4) Sunday at the (West) Coast
The Portugal’s touristic slogan is highly surprising but accurate: “The Europe’s West Coast”. Fair enough, as Lisbon is the westernmost European capital.
I hope that you arranged your travel plans well so you can keep going around until the evening. There is a perfect thing to do on Sunday Morning if the weather is nice – take a trip to Cascais, by train. The trip takes around 40 minutes. And you will not regret.
All you need is to come to the Cais do Sodre station, close to the Pink Street. The trains depart every 20 minutes.
Once in Cascais, take a walk through the beautiful coastline, beaches, and historical urban patterns. Take your way to the Santa Marta Lighthouse Museum – you will learn fun stories about lighthouses and their keepers while you will also enjoy the best views in Cascais.
I had lunch in Cascais, which is a very good idea. To complete this day with a perfect afternoon, I suggest you to take the train back to Lisbon but step out at the Belem station (just verify if the train you are boarding really stops on that station; fast lines do not stop there, but after each fast line, there is a regular line 20 minutes later).

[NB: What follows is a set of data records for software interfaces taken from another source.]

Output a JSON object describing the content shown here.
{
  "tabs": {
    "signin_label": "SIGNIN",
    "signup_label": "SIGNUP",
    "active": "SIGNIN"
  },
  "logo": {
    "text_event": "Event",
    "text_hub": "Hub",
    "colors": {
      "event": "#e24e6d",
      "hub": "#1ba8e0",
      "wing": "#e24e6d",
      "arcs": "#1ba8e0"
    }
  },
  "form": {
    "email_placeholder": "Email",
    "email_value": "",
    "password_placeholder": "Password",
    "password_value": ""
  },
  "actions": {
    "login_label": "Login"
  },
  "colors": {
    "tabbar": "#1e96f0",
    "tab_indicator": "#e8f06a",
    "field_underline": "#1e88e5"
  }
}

Take a walk around Belem and take your opportunity to visit the 2 surprisingly fun museums at the Tagus waterfront – the Museum of Electricity and its younger sibling MAAT.
Don’t forget to go to the “Pasteis de Belem” place after it! 😀
Where to stay if you want to have these experiences?
Even though Lisbon is not that large or populous city, it’s a bit complicated in terms of relocations – the underground covers some parts, other parts are covered with tram lines. There are funiculars that might be helpful in getting up the hills. However, the logistic might still be time-consuming. If you want to have a weekend like I suggested, feel free to contact me for budget accommodation recommendations, as I have several good places in mind for you.